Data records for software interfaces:
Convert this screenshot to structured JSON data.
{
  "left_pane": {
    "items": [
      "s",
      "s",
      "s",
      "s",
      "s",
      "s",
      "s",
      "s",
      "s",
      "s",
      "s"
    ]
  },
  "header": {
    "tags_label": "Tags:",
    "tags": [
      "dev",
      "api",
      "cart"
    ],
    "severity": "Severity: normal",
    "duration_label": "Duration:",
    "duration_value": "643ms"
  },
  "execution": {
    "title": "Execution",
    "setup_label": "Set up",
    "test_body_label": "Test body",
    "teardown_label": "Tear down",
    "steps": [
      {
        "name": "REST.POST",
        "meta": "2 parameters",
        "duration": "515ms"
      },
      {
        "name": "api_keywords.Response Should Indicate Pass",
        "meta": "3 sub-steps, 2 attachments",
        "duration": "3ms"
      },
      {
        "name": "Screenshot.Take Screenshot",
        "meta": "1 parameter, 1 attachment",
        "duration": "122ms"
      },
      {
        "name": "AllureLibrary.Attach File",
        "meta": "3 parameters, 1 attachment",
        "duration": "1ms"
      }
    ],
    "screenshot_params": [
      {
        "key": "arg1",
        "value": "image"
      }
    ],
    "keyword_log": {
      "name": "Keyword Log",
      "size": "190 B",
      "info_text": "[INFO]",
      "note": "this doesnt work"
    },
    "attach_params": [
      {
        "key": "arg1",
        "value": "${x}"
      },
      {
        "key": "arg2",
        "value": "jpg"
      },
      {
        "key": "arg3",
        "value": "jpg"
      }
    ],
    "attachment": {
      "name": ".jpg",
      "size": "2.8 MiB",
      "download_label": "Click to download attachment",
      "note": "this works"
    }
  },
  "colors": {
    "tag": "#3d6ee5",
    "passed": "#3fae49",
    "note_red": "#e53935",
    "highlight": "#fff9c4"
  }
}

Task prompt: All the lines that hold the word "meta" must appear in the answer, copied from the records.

Exercise solution:
        "meta": "2 parameters",
        "meta": "3 sub-steps, 2 attachments",
        "meta": "1 parameter, 1 attachment",
        "meta": "3 parameters, 1 attachment",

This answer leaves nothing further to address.